Records from a data collection
- Opening Delimiter -
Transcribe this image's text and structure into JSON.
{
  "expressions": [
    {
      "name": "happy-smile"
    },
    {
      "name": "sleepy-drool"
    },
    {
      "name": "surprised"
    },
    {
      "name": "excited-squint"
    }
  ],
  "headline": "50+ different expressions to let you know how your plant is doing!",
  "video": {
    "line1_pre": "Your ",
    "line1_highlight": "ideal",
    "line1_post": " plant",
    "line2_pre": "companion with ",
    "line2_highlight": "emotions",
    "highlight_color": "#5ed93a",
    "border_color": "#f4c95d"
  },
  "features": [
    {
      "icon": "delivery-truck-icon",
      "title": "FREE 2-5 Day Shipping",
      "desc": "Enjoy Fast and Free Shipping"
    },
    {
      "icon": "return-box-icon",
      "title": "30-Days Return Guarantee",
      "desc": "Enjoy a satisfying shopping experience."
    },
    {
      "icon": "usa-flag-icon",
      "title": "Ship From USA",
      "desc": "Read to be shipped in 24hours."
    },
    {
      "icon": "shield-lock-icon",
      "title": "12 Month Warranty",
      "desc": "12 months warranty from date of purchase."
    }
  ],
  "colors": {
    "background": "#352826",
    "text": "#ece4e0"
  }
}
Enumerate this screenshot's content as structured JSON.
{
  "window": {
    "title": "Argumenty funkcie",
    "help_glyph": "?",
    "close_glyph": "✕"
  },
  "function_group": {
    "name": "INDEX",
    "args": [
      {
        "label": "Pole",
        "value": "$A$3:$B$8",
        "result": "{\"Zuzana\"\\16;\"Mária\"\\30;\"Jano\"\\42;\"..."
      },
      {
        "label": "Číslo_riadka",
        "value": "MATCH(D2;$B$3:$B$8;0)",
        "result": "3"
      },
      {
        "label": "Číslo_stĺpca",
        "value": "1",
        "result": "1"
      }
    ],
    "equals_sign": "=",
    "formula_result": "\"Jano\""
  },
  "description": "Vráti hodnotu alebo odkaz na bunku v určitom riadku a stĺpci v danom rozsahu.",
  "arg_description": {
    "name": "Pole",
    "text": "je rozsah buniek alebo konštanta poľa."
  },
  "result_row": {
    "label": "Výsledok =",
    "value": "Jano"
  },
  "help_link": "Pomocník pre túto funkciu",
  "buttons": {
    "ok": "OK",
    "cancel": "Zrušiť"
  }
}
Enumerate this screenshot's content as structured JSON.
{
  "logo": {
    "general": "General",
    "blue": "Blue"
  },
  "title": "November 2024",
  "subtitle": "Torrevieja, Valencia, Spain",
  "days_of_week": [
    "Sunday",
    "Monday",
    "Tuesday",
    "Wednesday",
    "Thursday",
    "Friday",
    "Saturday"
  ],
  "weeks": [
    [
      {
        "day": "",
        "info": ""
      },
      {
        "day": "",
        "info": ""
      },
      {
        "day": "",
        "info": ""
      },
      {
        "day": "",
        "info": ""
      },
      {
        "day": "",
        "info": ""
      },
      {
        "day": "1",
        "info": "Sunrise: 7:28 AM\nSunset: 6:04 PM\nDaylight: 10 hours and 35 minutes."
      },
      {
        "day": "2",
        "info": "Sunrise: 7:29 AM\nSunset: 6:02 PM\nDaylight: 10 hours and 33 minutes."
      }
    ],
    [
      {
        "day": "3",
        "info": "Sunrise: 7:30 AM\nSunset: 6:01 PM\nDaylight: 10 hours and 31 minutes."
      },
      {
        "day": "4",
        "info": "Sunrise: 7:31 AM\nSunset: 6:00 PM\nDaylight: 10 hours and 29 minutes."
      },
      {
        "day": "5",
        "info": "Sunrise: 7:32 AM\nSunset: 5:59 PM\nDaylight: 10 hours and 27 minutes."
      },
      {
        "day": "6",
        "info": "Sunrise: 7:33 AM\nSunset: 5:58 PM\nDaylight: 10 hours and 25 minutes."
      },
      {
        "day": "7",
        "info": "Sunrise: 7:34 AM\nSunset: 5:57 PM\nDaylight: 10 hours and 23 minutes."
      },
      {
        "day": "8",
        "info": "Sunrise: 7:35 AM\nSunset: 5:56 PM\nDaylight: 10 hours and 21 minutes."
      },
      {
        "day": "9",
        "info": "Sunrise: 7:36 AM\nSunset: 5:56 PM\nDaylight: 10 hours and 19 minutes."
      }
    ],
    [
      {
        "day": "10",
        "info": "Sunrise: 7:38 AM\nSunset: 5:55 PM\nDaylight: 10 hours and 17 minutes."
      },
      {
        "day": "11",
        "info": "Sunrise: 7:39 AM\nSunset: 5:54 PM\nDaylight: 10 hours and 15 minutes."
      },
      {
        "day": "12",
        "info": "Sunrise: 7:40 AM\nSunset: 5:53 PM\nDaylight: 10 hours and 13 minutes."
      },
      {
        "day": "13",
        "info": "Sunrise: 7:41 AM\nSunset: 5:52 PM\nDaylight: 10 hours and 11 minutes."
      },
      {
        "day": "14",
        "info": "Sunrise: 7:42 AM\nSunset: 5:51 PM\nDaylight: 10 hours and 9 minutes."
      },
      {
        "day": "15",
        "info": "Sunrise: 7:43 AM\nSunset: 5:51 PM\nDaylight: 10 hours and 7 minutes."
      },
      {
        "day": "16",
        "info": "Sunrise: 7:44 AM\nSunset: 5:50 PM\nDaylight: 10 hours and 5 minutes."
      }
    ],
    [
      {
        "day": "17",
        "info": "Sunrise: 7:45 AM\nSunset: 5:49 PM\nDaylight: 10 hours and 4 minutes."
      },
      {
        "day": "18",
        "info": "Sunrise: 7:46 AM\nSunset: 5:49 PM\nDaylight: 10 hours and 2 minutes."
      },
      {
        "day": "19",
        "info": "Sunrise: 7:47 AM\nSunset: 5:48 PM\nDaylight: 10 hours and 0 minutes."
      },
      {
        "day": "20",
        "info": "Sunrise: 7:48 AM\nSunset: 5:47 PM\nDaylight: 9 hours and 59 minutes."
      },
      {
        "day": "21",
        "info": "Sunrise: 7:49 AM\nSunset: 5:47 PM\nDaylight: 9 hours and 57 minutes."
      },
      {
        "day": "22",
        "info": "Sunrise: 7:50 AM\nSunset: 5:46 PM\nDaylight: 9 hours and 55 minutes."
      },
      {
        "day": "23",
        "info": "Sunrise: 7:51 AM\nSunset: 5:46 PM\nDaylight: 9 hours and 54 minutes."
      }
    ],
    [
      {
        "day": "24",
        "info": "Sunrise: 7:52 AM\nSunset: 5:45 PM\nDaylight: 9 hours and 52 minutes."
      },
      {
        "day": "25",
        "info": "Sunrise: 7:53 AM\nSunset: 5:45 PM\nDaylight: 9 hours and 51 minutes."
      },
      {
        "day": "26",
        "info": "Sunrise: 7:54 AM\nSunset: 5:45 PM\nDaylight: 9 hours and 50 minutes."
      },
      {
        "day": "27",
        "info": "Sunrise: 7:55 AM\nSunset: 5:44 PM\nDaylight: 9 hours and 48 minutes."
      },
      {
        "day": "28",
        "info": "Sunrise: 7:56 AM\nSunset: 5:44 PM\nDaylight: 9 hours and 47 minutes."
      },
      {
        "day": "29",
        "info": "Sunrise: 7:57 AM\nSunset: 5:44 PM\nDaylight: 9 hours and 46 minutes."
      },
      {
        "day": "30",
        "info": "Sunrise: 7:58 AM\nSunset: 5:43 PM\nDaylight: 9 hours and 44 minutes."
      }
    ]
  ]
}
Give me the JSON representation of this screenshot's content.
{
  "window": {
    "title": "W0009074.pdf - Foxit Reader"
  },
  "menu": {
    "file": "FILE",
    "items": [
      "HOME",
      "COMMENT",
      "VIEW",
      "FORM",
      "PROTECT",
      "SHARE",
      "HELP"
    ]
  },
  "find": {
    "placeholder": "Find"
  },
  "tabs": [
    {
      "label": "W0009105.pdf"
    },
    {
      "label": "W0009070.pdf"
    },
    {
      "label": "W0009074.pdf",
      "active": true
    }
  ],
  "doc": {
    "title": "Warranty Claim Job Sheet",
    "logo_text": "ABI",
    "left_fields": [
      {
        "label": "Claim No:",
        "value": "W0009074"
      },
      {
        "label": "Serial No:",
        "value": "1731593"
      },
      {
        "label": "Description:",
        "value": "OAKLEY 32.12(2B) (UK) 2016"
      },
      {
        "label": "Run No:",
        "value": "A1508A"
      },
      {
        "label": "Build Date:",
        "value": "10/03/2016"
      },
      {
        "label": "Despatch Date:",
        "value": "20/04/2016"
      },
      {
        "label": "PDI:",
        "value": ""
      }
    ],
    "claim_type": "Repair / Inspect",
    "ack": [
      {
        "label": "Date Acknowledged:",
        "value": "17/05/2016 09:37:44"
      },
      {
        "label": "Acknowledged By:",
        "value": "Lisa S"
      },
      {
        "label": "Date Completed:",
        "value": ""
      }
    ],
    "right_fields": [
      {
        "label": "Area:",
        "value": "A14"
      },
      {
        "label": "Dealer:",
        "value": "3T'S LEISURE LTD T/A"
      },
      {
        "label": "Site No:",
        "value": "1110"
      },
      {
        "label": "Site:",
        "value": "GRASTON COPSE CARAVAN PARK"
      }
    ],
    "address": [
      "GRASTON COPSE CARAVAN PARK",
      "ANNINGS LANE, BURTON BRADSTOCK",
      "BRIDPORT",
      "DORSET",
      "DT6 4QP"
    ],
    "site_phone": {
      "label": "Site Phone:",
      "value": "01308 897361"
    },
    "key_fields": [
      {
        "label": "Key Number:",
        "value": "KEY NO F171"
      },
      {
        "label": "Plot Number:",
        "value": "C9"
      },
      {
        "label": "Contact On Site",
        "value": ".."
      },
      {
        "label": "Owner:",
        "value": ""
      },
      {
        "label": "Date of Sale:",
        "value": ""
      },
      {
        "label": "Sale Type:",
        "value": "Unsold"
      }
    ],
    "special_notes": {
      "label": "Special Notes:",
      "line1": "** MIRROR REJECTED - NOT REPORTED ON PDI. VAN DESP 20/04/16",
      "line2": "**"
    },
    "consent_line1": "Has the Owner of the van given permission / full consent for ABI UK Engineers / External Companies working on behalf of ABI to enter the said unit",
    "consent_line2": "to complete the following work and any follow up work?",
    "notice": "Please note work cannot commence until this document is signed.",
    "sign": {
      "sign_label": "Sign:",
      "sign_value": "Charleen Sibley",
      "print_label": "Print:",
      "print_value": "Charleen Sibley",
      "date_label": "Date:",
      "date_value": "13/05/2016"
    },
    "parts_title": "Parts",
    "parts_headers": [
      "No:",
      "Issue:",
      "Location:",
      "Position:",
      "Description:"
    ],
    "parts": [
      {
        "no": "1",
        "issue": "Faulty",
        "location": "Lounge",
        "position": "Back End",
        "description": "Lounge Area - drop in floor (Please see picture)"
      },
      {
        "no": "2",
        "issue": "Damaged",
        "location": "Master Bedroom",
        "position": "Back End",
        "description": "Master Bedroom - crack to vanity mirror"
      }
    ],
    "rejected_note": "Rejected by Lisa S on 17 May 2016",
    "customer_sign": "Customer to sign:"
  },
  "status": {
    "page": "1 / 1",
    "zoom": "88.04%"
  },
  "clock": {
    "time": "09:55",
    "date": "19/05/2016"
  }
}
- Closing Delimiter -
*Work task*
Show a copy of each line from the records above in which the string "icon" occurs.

*Answer box*
      "icon": "delivery-truck-icon",
      "icon": "return-box-icon",
      "icon": "usa-flag-icon",
      "icon": "shield-lock-icon",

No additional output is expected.